With the Obama administration’s plans to collectivize healthcare threatened by a prairie fire of public outrage, the Left may be shifting targets once again. Global-warming hysteria is being moved back into the public square with a new series of television ads as the Senate considers passage of its version of the Clean Energy and Security Act (popularly known as “cap and trade” or “cap and tax”).
In a culture resounding with motifs of decay and collapse on so many levels, Wired.com is reporting that a breathtakingly large number of dams around the United States have become structurally unsound. Once conceived of as the symbol of man’s “power over nature,” nature is now apparently having the last word. As Alexis Madrigal wrote for Wired.com:
The success of the United States’ manned missions to the Moon have been the focus of strange conspiracy theories for decades, and a new movie, Apollo 18, feeds on such theories.
Apollo 18 walks the border between science fiction and horror; its implausible premise — that mankind abandoned the exploration of the Moon because of a fear of beings living there — is pursued with relatively competent writing, acting, and special effects. The film also catches elements of its purported historical context, which bring out a certain depth to the film which younger audience may have difficulty grasping.
Since the September 11, 2001 attacks by al-Qaeda terrorists on the United States, and the United States’ invasion of Afghanistan in 2001 and Iraq in 2003, vague invocations of “the Crusades” have gained a new relevance. Both sides of the conflict have sought to link the current series of wars to those of the Crusades — either by way of justifying or denouncing of their current course of action. History is one of the victims of the current conflict, as the much-maligned and ill-remembered Crusades have been recast time and again to serve various agendas.
The inherent political and economic instability of our present time has been the subject of many books, some of which are marketed as fiction, while others are presented as nonfiction. As is often the case in times of civilizational crisis, the authors of fiction may actually have a more realistic understanding of the actual "facts on the ground" — and the substantial causes of a civilization’s woes — than is presented by the self-described political elite in their purportedly factual writings. Thus, for example, historians may wear themselves out debating the historical accuracy of speeches recorded by Herodotus or Thucydides — what actually matters the most, to the modern reader, is that such speeches present him with an opportunity to reflect upon the Permanent Things.
Although better remembered today for his tales of the mythical land of Narnia, the so-called “Space Trilogy” of C. S. Lewis has remained of great interest to students of the thought of the Oxford don who moonlighted as a Christian apologist.

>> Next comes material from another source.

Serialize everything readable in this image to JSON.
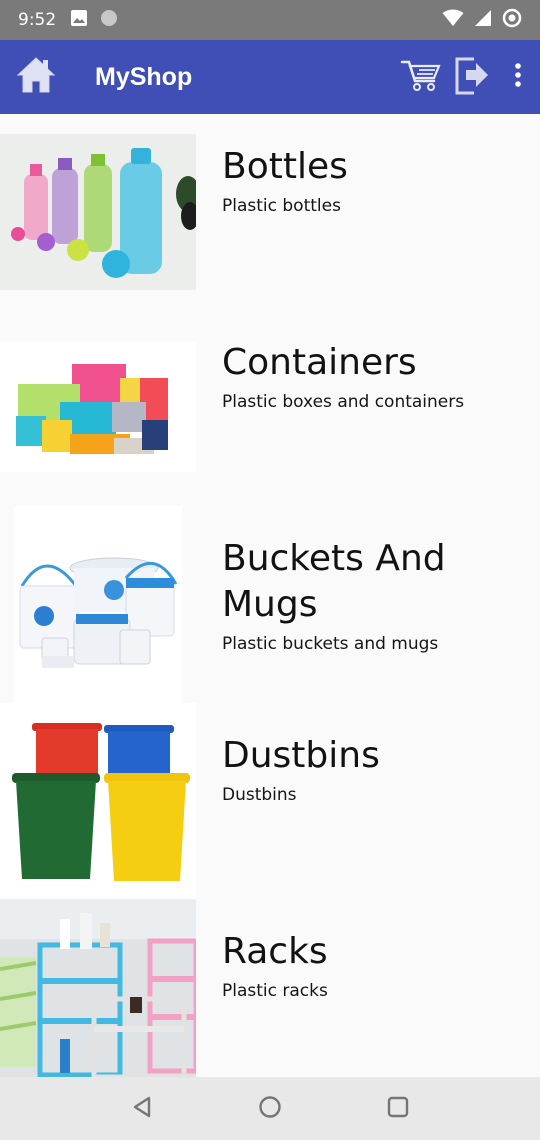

The developments that have taken place in the 17 years that have passed since the death of Dr. Russell Kirk (1918-1994) have demonstrated the enduring significance of the writings of one of the pivotal thinkers of 20th century American conservatism. The American body politic seems mortally ill, and many of the current crop of “conservative” writers are utterly incapable of addressing the actual needs of these United States with even a fraction of the wisdom that Kirk readily displayed throughout his long career. The Intercollegiate Institute’s 2006 collection of Kirk’s essays, The Essential Russell Kirk, offered a new generation of conservatives an opportunity to encounter a broad range of his scholarship. Now, a second edition of Charles C. Brown’s Russell Kirk — A Bibliography, will further aid in the study of the writes of the “Sage of Mecosta.”

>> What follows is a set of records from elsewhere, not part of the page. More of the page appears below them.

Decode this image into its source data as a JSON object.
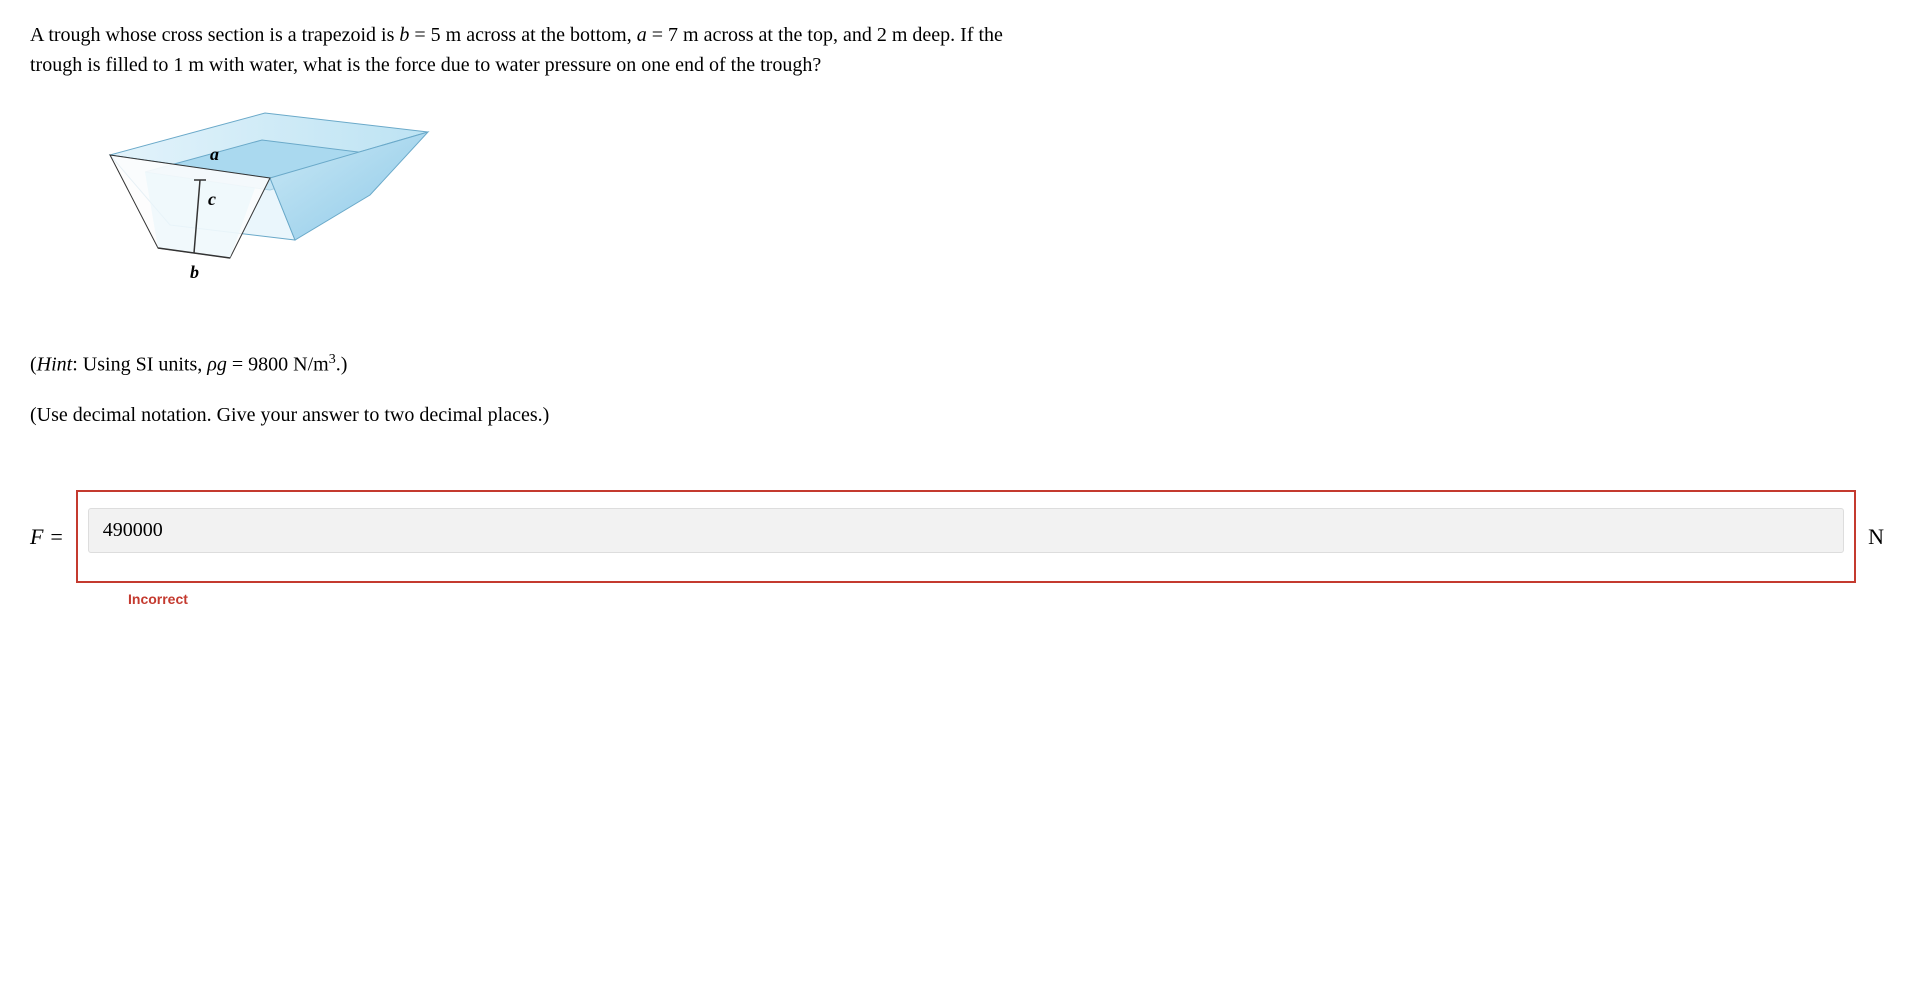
{
  "question": {
    "part1": "A trough whose cross section is a trapezoid is ",
    "var_b": "b",
    "eq1": " = 5 m across at the bottom, ",
    "var_a": "a",
    "eq2": " = 7 m across at the top, and 2 m deep. If the",
    "line2": "trough is filled to 1 m with water, what is the force due to water pressure on one end of the trough?"
  },
  "diagram": {
    "label_a": "a",
    "label_b": "b",
    "label_c": "c"
  },
  "hint": {
    "prefix": "(",
    "hint_word": "Hint",
    "text": ": Using SI units, ",
    "var_rho": "ρg",
    "value": " = 9800 N/m",
    "sup": "3",
    "suffix": ".)"
  },
  "instruction": "(Use decimal notation. Give your answer to two decimal places.)",
  "answer": {
    "label": "F =",
    "value": "490000",
    "unit": "N",
    "feedback": "Incorrect"
  }
}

The declining rate of literacy in this nation has hardly proven itself an impediment to the production of books by American Presidents past, present, and (according to authorial intention) future. To such volumes may be added the memoirs of first ladies, Vice Presidents, and appointees to various high offices — all of which are offered under the proposition that they offer some insight into the inner workings of policies foreign and domestic during the various administrations with which their authors were associated.